─── Records for this task ───

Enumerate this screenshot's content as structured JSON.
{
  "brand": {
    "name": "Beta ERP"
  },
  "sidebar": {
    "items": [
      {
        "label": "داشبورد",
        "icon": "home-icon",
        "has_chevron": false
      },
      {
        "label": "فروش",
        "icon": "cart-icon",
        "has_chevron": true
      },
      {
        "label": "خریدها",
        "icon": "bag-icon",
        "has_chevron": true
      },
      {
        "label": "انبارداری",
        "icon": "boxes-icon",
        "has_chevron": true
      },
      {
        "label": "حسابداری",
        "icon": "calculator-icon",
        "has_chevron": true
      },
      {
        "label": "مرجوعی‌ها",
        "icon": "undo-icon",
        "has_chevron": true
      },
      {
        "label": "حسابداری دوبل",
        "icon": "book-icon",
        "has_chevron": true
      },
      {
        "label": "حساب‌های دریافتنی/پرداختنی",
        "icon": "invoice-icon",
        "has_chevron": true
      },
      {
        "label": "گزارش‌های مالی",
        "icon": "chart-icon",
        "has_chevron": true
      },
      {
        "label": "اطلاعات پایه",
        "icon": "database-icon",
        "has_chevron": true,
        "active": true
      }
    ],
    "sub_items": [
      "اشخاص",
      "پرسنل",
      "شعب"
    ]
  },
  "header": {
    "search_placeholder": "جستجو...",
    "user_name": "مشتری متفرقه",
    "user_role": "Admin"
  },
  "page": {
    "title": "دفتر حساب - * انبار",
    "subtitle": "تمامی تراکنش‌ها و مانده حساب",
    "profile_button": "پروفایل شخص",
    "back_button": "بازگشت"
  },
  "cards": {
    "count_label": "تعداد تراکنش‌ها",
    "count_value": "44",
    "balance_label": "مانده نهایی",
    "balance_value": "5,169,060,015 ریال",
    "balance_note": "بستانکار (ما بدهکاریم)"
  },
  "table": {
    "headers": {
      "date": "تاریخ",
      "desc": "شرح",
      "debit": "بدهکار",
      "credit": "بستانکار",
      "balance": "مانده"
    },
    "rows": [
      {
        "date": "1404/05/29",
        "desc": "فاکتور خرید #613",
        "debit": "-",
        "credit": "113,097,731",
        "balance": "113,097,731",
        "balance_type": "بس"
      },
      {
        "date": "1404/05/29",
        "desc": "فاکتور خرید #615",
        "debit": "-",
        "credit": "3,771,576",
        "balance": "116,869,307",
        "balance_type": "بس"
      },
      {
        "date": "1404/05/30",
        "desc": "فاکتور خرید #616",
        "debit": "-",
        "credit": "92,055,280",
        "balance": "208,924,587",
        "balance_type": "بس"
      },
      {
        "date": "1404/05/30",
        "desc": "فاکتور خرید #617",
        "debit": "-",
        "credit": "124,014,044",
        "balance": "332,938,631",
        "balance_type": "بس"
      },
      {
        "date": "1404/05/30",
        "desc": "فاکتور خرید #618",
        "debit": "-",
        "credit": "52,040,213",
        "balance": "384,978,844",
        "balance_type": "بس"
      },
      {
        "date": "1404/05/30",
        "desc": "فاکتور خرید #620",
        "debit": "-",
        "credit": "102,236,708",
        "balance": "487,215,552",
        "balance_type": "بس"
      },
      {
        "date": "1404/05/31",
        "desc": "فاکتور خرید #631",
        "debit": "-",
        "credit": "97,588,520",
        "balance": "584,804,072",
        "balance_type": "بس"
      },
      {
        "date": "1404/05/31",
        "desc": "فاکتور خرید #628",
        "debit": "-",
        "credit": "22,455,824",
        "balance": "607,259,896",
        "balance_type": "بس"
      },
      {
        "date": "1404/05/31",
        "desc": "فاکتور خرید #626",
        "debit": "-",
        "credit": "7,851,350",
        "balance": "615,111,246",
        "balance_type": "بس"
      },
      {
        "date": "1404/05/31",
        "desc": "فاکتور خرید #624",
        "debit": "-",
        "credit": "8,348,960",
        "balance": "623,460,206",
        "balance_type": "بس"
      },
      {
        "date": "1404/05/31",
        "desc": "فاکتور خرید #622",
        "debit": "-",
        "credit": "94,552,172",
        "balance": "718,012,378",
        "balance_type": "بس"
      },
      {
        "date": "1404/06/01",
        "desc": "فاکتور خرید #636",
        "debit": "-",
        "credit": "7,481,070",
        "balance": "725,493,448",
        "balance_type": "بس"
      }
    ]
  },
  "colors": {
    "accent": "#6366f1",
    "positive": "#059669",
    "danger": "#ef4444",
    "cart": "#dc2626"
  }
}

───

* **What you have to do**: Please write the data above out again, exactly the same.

* **Response below**:
Enumerate this screenshot's content as structured JSON.
{
  "brand": {
    "name": "Beta ERP"
  },
  "sidebar": {
    "items": [
      {
        "label": "داشبورد",
        "icon": "home-icon",
        "has_chevron": false
      },
      {
        "label": "فروش",
        "icon": "cart-icon",
        "has_chevron": true
      },
      {
        "label": "خریدها",
        "icon": "bag-icon",
        "has_chevron": true
      },
      {
        "label": "انبارداری",
        "icon": "boxes-icon",
        "has_chevron": true
      },
      {
        "label": "حسابداری",
        "icon": "calculator-icon",
        "has_chevron": true
      },
      {
        "label": "مرجوعی‌ها",
        "icon": "undo-icon",
        "has_chevron": true
      },
      {
        "label": "حسابداری دوبل",
        "icon": "book-icon",
        "has_chevron": true
      },
      {
        "label": "حساب‌های دریافتنی/پرداختنی",
        "icon": "invoice-icon",
        "has_chevron": true
      },
      {
        "label": "گزارش‌های مالی",
        "icon": "chart-icon",
        "has_chevron": true
      },
      {
        "label": "اطلاعات پایه",
        "icon": "database-icon",
        "has_chevron": true,
        "active": true
      }
    ],
    "sub_items": [
      "اشخاص",
      "پرسنل",
      "شعب"
    ]
  },
  "header": {
    "search_placeholder": "جستجو...",
    "user_name": "مشتری متفرقه",
    "user_role": "Admin"
  },
  "page": {
    "title": "دفتر حساب - * انبار",
    "subtitle": "تمامی تراکنش‌ها و مانده حساب",
    "profile_button": "پروفایل شخص",
    "back_button": "بازگشت"
  },
  "cards": {
    "count_label": "تعداد تراکنش‌ها",
    "count_value": "44",
    "balance_label": "مانده نهایی",
    "balance_value": "5,169,060,015 ریال",
    "balance_note": "بستانکار (ما بدهکاریم)"
  },
  "table": {
    "headers": {
      "date": "تاریخ",
      "desc": "شرح",
      "debit": "بدهکار",
      "credit": "بستانکار",
      "balance": "مانده"
    },
    "rows": [
      {
        "date": "1404/05/29",
        "desc": "فاکتور خرید #613",
        "debit": "-",
        "credit": "113,097,731",
        "balance": "113,097,731",
        "balance_type": "بس"
      },
      {
        "date": "1404/05/29",
        "desc": "فاکتور خرید #615",
        "debit": "-",
        "credit": "3,771,576",
        "balance": "116,869,307",
        "balance_type": "بس"
      },
      {
        "date": "1404/05/30",
        "desc": "فاکتور خرید #616",
        "debit": "-",
        "credit": "92,055,280",
        "balance": "208,924,587",
        "balance_type": "بس"
      },
      {
        "date": "1404/05/30",
        "desc": "فاکتور خرید #617",
        "debit": "-",
        "credit": "124,014,044",
        "balance": "332,938,631",
        "balance_type": "بس"
      },
      {
        "date": "1404/05/30",
        "desc": "فاکتور خرید #618",
        "debit": "-",
        "credit": "52,040,213",
        "balance": "384,978,844",
        "balance_type": "بس"
      },
      {
        "date": "1404/05/30",
        "desc": "فاکتور خرید #620",
        "debit": "-",
        "credit": "102,236,708",
        "balance": "487,215,552",
        "balance_type": "بس"
      },
      {
        "date": "1404/05/31",
        "desc": "فاکتور خرید #631",
        "debit": "-",
        "credit": "97,588,520",
        "balance": "584,804,072",
        "balance_type": "بس"
      },
      {
        "date": "1404/05/31",
        "desc": "فاکتور خرید #628",
        "debit": "-",
        "credit": "22,455,824",
        "balance": "607,259,896",
        "balance_type": "بس"
      },
      {
        "date": "1404/05/31",
        "desc": "فاکتور خرید #626",
        "debit": "-",
        "credit": "7,851,350",
        "balance": "615,111,246",
        "balance_type": "بس"
      },
      {
        "date": "1404/05/31",
        "desc": "فاکتور خرید #624",
        "debit": "-",
        "credit": "8,348,960",
        "balance": "623,460,206",
        "balance_type": "بس"
      },
      {
        "date": "1404/05/31",
        "desc": "فاکتور خرید #622",
        "debit": "-",
        "credit": "94,552,172",
        "balance": "718,012,378",
        "balance_type": "بس"
      },
      {
        "date": "1404/06/01",
        "desc": "فاکتور خرید #636",
        "debit": "-",
        "credit": "7,481,070",
        "balance": "725,493,448",
        "balance_type": "بس"
      }
    ]
  },
  "colors": {
    "accent": "#6366f1",
    "positive": "#059669",
    "danger": "#ef4444",
    "cart": "#dc2626"
  }
}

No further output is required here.